At that point, not too much thought was given to what the crash might mean for the tournament. Except for the signage on the course. It was clear that had to come down. Early on Thursday morning, organisers got together: could the tournament go on? Many of the players were wondering the same thing. One of the Aussie pros, Bob Shearer, approached the organisers.
"[He] said that some of the invited players and the other players had been talking," Gleeson said, "They were suggesting that if we wanted to cancel the tournament. They wouldn't object. They would support that."
"We felt so bad, obviously, like the whole country did," David Graham, one of those invited players, said.
"And I had said, you know, 'If you cancel the tournament you've got my support'. And I think all of the players decided that we would go with whatever decision that they made."
Hurried meetings were held with the New Zealand PGA. Players could be fined $200 if they withdrew from a tournament for anything other than medical reasons. The association eventually released Air New Zealand and Shell from any obligation to continue. It was up to them to carry on or not. Gleeson called Morrie Davis in Auckland. The chief executive would make the final call.

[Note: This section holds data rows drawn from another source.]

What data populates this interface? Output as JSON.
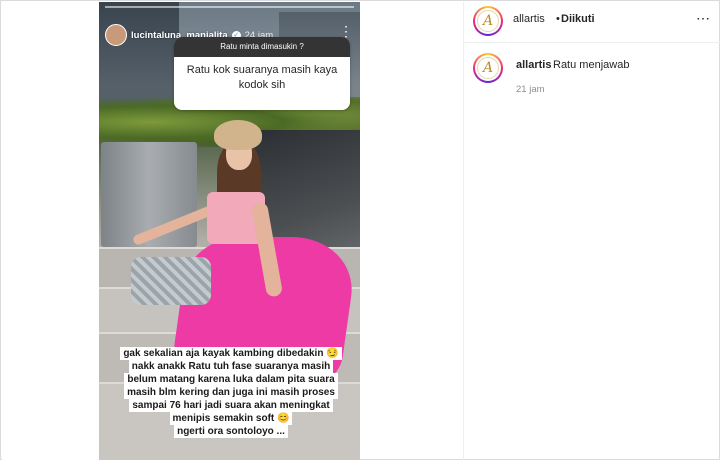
{
  "story": {
    "username": "lucintaluna_manjalita",
    "time": "24 jam",
    "question": {
      "header": "Ratu minta dimasukin ?",
      "body": "Ratu kok suaranya masih kaya kodok sih"
    },
    "answer_lines": [
      "gak sekalian aja kayak kambing dibedakin 😏",
      "nakk anakk Ratu tuh fase suaranya masih",
      "belum matang karena luka dalam pita suara",
      "masih blm kering dan juga ini masih proses",
      "sampai 76 hari jadi suara akan meningkat",
      "menipis semakin soft 😊",
      "ngerti ora sontoloyo ..."
    ]
  },
  "post": {
    "avatar_letter": "A",
    "username": "allartis",
    "separator": "•",
    "follow_status": "Diikuti",
    "more_icon": "⋯"
  },
  "comment": {
    "avatar_letter": "A",
    "username": "allartis",
    "text": "Ratu menjawab",
    "time": "21 jam"
  }
}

"I...spoke to his secretary," Gleeson said, "Explained the situation and she went and spoke to him and came back and said, 'No, it's his desire that the tournament should continue'."
Davis had thanked the players for their sympathy, but asked that they play on as a personal favour to him. "There was none of the laughter and excitement that usually exists at the start of such a big golfing occasion," The Press newspaper reported after play got under way, "Instead there was a general air of gloom."

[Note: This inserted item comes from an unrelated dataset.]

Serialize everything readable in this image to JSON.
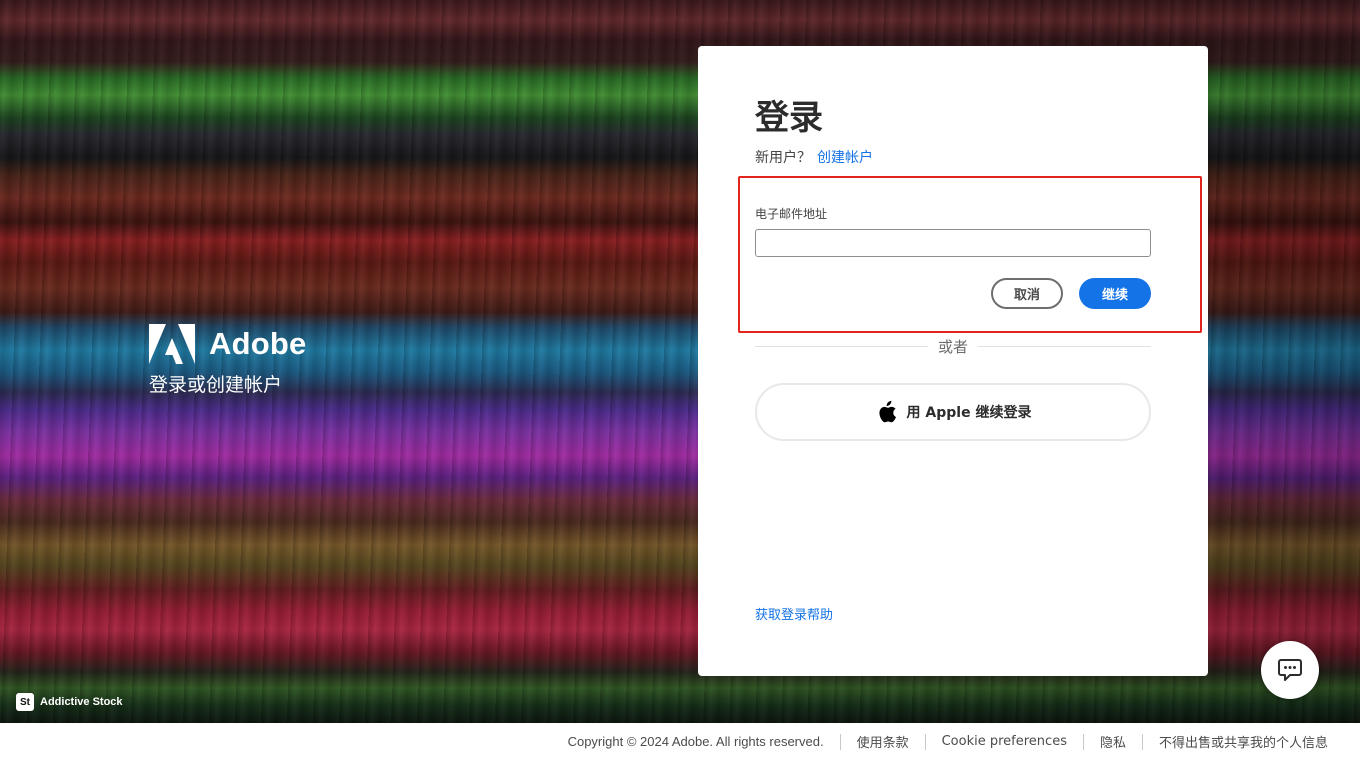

"It was very difficult," Graham said, "We were playing golf in the shadows of something horrific and it was hard to play. The atmosphere was gloomy but we just played and we did the best we could under the circumstances."
Phil Aickin tried to focus on his game. He had an early tee time, and workers were still taking down Air New Zealand signage while he was playing.

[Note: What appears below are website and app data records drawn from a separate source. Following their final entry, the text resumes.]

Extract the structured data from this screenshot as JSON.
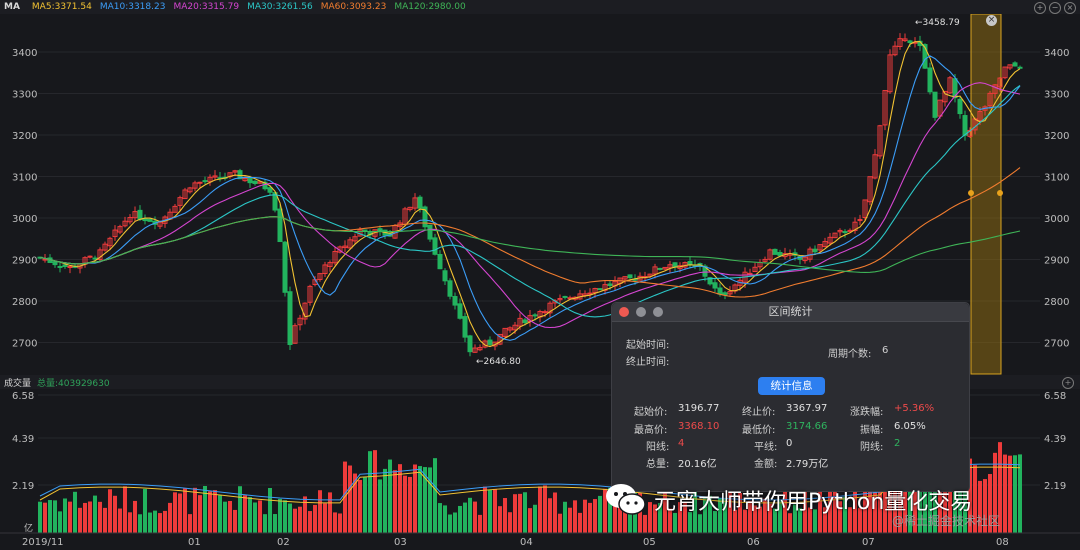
{
  "ma_header": {
    "title": "MA",
    "items": [
      {
        "label": "MA5:3371.54",
        "color": "#f2c232"
      },
      {
        "label": "MA10:3318.23",
        "color": "#3b9df7"
      },
      {
        "label": "MA20:3315.79",
        "color": "#d445d0"
      },
      {
        "label": "MA30:3261.56",
        "color": "#2bc6c6"
      },
      {
        "label": "MA60:3093.23",
        "color": "#f07c2f"
      },
      {
        "label": "MA120:2980.00",
        "color": "#3fb457"
      }
    ],
    "buttons": [
      "+",
      "−",
      "×"
    ]
  },
  "price_axis": {
    "ticks": [
      "3400",
      "3300",
      "3200",
      "3100",
      "3000",
      "2900",
      "2800",
      "2700"
    ]
  },
  "price_annotations": {
    "high": "←3458.79",
    "low": "←2646.80"
  },
  "volume_header": {
    "title": "成交量",
    "total": "总量:403929630"
  },
  "volume_axis": {
    "ticks": [
      "6.58",
      "4.39",
      "2.19"
    ],
    "unit": "亿"
  },
  "x_axis": {
    "labels": [
      "2019/11",
      "01",
      "02",
      "03",
      "04",
      "05",
      "06",
      "07",
      "08"
    ]
  },
  "dialog": {
    "title": "区间统计",
    "start_time_label": "起始时间:",
    "end_time_label": "终止时间:",
    "period_label": "周期个数:",
    "period_value": "6",
    "button_label": "统计信息",
    "stats": {
      "start_price_label": "起始价:",
      "start_price": "3196.77",
      "end_price_label": "终止价:",
      "end_price": "3367.97",
      "change_label": "涨跌幅:",
      "change": "+5.36%",
      "high_label": "最高价:",
      "high": "3368.10",
      "low_label": "最低价:",
      "low": "3174.66",
      "amplitude_label": "振幅:",
      "amplitude": "6.05%",
      "up_label": "阳线:",
      "up": "4",
      "flat_label": "平线:",
      "flat": "0",
      "down_label": "阴线:",
      "down": "2",
      "volume_label": "总量:",
      "volume": "20.16亿",
      "amount_label": "金额:",
      "amount": "2.79万亿"
    }
  },
  "watermark": {
    "text": "元宵大师带你用Python量化交易",
    "small": "@稀土掘金技术社区"
  },
  "colors": {
    "up": "#ee3b3b",
    "down": "#22b35e",
    "background": "#17181c",
    "highlight": "#b8860b"
  }
}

"It just wasn't normal," he said, "Very few spectators were out. Again with the signs down, flags down. The whole field was certainly feeling it and golf was just trying to continue on."
Conditions didn't make things any better. A howling wind - strong even by Wellington standards - played havoc with everyone's scores. American Tom Kite made the early running before fading into the pack. Getting around the course in one piece became the priority.
"One minute [I'd have] a 5-iron and the wind would switch and suddenly [I'd] only need an 8-iron," Aickin said.
"I'd never really played in conditions like that...I was just trying to get a round of golf completed as best I could."
After four days, David Graham emerged victorious. He won by eight strokes. Thanks to the wind, he was the only one to finish under par. Morrie Davis made his first public appearance since the crash to attend the prize-giving. He thanked the players and officials for soldiering on. And the spectators who, like so many New Zealanders, may have known someone on the flight.
"The dark cloud of tragedy will be with us all for some time to come," Davis said.
In accepting the title, Graham expressed sympathy on behalf of all the players to Davis and his wife, Myra. "I know this has been a most difficult week for them," he said. Forty years on, his memory of that moment hasn't faded.
"It was a very, very sad scenario. Everyone was mourning the tragedy and everyone felt sorry for everybody and we put on as good a show as we possibly could under the circumstances.
"It was a very shallow victory for anyone. It was very shallow to even play. But that's what the organisers wanted us to do and that's what we did."